The lawsuit was filed by filmmaker Frederick Allen, who took photographs and videos of the wreckage of Blackbeard’s ship, which lies off the North Carolina Coast. When the state of North Carolina used his content without permission, Frederick sued but the state claimed sovereign immunity, which is a law that protects states from lawsuits in federal court. Since copyright can only be sued over in federal court, this would, in theory, completely exempt states from copyright infringement lawsuits.
The court, however, unanimously found in favor of the state and, along the way, tossed a 1990 act that attempted to hold states accountable for acts of copyright infringement. The court, however, did indicate that a better-drafted law could solve this issue, but said that the current law was unconstitutional and that states, for the time being, can not be held liable for copyright infringement. This is even as the states themselves routinely enforce the copyright they hold in their own work.
Next up today, Samantha Hissong at Rolling Stone reports that a viral song created by IMarkkeyz is raising new copyright questions as it uses a sample from a Cardi B Instagram video.
The song, entitled Coronavirus, features audio from a Cardi B Instagram post where she proclaimed that “Shit is getting real” with regards to the COVID-19 pandemic. After the song’s release, it almost instantly went viral and has even climbed the iTunes charts, in part thanks to help from Cardi B herself. Cardi B drew attention to the song by posting about it hitting 96 on iTunes saying she needs to “hit the DJ up and Atlantic so I can get my damn coins.”
According to iMarkkeyz, everybody involved is in talks, saying that they connected after the song’s release. However, the song raises significant legal issues about who owns what with regards to it as questions as to who owns what with regards to this track.

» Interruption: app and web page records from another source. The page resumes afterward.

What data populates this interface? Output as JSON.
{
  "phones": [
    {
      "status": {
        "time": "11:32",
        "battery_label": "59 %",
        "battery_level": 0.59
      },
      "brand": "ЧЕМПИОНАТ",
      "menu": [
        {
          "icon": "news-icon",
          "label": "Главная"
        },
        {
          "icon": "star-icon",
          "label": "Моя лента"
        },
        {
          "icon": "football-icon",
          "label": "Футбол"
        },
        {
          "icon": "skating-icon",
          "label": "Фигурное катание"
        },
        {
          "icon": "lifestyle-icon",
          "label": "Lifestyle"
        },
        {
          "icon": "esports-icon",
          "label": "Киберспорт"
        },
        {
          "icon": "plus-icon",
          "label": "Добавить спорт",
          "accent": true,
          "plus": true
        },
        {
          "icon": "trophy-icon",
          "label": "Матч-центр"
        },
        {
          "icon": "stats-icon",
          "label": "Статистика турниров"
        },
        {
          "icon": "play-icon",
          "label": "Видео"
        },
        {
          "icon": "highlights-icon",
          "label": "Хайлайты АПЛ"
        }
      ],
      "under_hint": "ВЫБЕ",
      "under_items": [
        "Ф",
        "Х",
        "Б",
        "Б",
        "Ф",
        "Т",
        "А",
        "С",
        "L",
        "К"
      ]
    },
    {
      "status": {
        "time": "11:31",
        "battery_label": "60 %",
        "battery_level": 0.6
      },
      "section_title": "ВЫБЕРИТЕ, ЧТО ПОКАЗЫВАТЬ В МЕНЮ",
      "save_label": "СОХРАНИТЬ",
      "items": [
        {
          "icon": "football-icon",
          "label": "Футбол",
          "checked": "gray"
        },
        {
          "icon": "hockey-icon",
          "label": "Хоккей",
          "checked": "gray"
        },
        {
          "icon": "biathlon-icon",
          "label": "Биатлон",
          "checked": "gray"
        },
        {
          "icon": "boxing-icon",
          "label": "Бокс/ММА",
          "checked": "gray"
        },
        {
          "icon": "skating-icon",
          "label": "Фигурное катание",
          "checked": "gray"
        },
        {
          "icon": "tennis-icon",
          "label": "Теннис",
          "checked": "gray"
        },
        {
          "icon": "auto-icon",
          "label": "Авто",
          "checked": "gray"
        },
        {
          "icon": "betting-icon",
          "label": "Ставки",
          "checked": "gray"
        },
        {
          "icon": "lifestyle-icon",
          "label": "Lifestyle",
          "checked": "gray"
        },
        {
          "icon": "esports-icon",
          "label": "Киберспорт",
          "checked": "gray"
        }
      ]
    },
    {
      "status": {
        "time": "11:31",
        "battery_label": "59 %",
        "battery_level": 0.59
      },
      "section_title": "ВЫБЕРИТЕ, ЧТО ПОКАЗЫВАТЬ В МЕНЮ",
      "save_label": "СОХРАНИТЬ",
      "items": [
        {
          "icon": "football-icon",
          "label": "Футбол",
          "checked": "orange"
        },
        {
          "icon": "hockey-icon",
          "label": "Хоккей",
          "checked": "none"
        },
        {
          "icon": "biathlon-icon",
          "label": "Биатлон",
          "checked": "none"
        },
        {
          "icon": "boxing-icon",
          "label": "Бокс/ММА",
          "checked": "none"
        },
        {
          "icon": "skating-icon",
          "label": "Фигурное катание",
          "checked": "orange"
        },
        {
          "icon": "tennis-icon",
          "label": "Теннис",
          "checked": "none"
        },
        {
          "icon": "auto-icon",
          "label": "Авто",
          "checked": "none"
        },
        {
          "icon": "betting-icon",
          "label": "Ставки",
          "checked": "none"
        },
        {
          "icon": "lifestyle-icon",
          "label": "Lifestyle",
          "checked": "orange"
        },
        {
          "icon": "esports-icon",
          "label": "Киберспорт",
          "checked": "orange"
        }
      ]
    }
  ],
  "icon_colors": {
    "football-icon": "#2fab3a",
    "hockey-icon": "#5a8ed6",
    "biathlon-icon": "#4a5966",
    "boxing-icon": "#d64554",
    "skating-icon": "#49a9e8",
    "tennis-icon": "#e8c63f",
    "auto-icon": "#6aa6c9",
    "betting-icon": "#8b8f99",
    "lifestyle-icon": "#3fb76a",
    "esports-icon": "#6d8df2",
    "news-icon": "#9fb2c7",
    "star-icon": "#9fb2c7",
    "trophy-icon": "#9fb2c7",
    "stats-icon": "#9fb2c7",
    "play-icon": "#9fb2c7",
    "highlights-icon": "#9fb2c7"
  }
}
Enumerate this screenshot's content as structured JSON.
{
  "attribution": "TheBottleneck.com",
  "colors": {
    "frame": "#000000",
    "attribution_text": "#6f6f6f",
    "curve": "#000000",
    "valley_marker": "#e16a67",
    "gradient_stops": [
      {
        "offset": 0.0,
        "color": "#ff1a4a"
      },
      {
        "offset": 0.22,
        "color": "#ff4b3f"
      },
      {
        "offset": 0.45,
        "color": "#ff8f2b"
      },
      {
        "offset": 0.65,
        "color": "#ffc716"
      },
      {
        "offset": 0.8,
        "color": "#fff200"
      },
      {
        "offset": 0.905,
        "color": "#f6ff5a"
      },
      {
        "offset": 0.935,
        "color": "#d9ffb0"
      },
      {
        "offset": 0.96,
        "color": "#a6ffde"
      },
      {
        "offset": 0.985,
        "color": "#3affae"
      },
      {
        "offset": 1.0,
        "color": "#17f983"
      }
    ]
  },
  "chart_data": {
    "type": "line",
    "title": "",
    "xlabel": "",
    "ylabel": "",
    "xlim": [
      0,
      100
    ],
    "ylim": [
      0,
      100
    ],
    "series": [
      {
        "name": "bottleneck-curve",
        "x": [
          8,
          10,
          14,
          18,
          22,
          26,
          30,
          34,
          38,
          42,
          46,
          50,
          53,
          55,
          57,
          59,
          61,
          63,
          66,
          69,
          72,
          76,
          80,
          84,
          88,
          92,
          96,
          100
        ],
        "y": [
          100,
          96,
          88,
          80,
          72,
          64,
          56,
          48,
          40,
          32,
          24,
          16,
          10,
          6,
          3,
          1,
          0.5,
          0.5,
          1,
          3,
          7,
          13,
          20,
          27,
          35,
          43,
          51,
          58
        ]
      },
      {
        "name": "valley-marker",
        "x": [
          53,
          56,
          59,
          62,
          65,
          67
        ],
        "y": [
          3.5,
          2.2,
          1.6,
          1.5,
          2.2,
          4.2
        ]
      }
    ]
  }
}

Finally today, Dual Shockers reports that players enjoying the Media Molecules game Dreams might notice that one of the more popular user creations has disappeared as Nintendo has ordered the removal of Mario from the game.
Dreams is a video game that allows users to create their own mini-games, also called Dreams, and share them with the world. One creator made a version of Mario for others to use in their games but, since Mario is the exclusive property of Nintendo, Nintendo issued a takedown for the model.
As such, the creator can no longer view, edit or access the model and it isn’t available for use in any other Dreams. However, levels that previously used the model appear to still work at this time.